  • The study lacks ecological validity since the participants were Stanford University students, who would have differences in thought, language and thinking compared to the general public.
  • Also, validity is lowered because of the fact that the participants' thoughts were primed, which doesn't happen in real life when answering questions.

Show question

Question

What did randomising the slide order do?


Show answer

Answer

Randomised slide order prevented participants from guessing the purpose of the study.

Show question

60%

of the users don't pass the Boroditsky quiz! Will you pass the quiz?

Start Quiz

Discover the right content for your subjects

No need to cheat if you have everything you need to succeed! Packed into one app!

Study Plan
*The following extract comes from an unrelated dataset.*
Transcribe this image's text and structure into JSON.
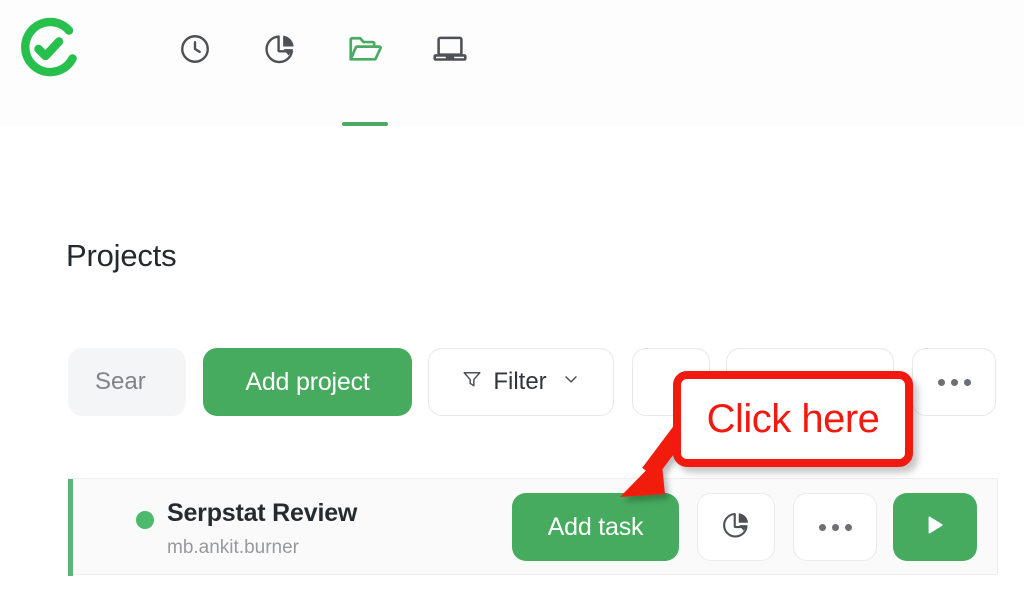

Be perfectly prepared on time with an individual plan.

Quizzes

Test your knowledge with gamified quizzes.

Flashcards

Create and find flashcards in record time.

Notes

Create beautiful notes faster than ever before.

Study Sets

Have all your study materials in one place.

Documents

Upload unlimited documents and save them online.

Study Analytics

Identify your study strength and weaknesses.

Weekly Goals

Set individual study goals and earn points reaching them.

Smart Reminders

Stop procrastinating with our study reminders.

Rewards

Earn points, unlock badges and level up while studying.

Magic Marker

Create flashcards in notes completely automatically.

Smart Formatting

Create the most beautiful study materials using our templates.

Sign up to highlight and take notes. It’s 100% free.